[Stored records]

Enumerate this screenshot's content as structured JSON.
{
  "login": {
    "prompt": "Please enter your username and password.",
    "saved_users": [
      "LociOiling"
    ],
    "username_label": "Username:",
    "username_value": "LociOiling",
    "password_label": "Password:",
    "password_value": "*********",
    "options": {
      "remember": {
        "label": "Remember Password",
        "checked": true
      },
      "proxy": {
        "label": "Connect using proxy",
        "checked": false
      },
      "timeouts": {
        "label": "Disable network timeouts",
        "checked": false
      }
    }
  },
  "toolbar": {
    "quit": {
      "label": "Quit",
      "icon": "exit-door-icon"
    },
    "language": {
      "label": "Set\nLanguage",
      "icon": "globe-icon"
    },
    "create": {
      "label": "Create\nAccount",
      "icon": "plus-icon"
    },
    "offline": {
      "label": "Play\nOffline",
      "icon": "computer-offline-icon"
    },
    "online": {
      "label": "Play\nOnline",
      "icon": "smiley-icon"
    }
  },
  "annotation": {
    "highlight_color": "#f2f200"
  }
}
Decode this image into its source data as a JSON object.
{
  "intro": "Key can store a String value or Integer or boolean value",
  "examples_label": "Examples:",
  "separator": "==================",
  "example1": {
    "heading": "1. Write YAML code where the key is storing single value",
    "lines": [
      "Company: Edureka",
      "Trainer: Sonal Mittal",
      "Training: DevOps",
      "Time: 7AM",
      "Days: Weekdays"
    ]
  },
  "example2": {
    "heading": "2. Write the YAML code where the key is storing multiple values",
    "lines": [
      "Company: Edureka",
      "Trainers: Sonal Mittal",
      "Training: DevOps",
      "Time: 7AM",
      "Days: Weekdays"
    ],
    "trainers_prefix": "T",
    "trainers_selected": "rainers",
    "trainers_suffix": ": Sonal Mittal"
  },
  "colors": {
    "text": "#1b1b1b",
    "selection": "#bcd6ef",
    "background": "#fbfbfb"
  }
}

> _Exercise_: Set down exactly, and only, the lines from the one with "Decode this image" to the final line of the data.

> _Final answer_:
Decode this image into its source data as a JSON object.
{
  "intro": "Key can store a String value or Integer or boolean value",
  "examples_label": "Examples:",
  "separator": "==================",
  "example1": {
    "heading": "1. Write YAML code where the key is storing single value",
    "lines": [
      "Company: Edureka",
      "Trainer: Sonal Mittal",
      "Training: DevOps",
      "Time: 7AM",
      "Days: Weekdays"
    ]
  },
  "example2": {
    "heading": "2. Write the YAML code where the key is storing multiple values",
    "lines": [
      "Company: Edureka",
      "Trainers: Sonal Mittal",
      "Training: DevOps",
      "Time: 7AM",
      "Days: Weekdays"
    ],
    "trainers_prefix": "T",
    "trainers_selected": "rainers",
    "trainers_suffix": ": Sonal Mittal"
  },
  "colors": {
    "text": "#1b1b1b",
    "selection": "#bcd6ef",
    "background": "#fbfbfb"
  }
}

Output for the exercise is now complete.